For the best possible experience using our website we recommend you upgrade to a newer version or another browser.

Your browser appears to have cookies disabled. For the best experience of this website, please enable cookies in your browser

We'll assume we have your consent to use cookies, for example so you won't need to log in each time you visit our site.
Learn more

Parties unite to oppose elected mayoralty

  • Comment

Conservative, Labour and Liberal Democrat councillors have united to oppose the creation of an elected mayor in Guildford, after a referendum was called backed by two controversial former councillors.

The unusual alliance of the three main parties - which together hold all but three council seats - has come ahead of the 13 October poll, which the council has said will cost it £130,000 to hold.

A petition to call a referendum was launched in May 2015 and in April eventually passed the threshold of signatures from 5% of voters.

Former council leader Stephen Mansbridge (Con) took the unusual step of asking Surrey University Students’ Union to help gather signatures.

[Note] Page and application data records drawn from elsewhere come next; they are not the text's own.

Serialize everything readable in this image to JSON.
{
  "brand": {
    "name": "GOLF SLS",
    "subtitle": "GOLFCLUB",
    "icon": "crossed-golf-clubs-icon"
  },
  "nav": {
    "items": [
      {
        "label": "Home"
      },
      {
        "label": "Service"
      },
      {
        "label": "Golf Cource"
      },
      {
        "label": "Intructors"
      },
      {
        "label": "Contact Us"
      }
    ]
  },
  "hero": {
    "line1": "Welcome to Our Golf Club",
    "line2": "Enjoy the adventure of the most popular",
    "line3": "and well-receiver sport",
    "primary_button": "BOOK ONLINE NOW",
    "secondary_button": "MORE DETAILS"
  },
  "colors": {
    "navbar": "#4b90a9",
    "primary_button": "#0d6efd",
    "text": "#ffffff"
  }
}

He resigned as a councillor last October, citing opposition to the introduction of the committee system.

The mayoral campaign has also been supported by Mr Mansbridge’s business partner, former councillor Monika Juneja (Con), who in June 2015 was convicted of forgery, obtaining a pecuniary advantage by deception and wilfully pretending to be a barrister.

A leaflet to residents from the three main parties said: “The cost to Guildford residents of a political mayor will be more than £250,000 a year. Your money will be spent on mayoral staff and jobs for their sidekicks. This money should go on better services for local people, not be wasted on political mayors.”

It added: “A political mayor will concentrate power into one individual and their vested interests.”

Mayoral campaign leader Michel Harper told a local newspaper: “This gives people the opportunity to choose who dictates policy and leads them, rather than having committees that end up being fudged between political parties trying to reach a compromise.”






  • Comment

Have your say

You must sign in to make a comment

Please remember that the submission of any material is governed by our Terms and Conditions and by submitting material you confirm your agreement to these Terms and Conditions.

Links may be included in your comments but HTML is not permitted.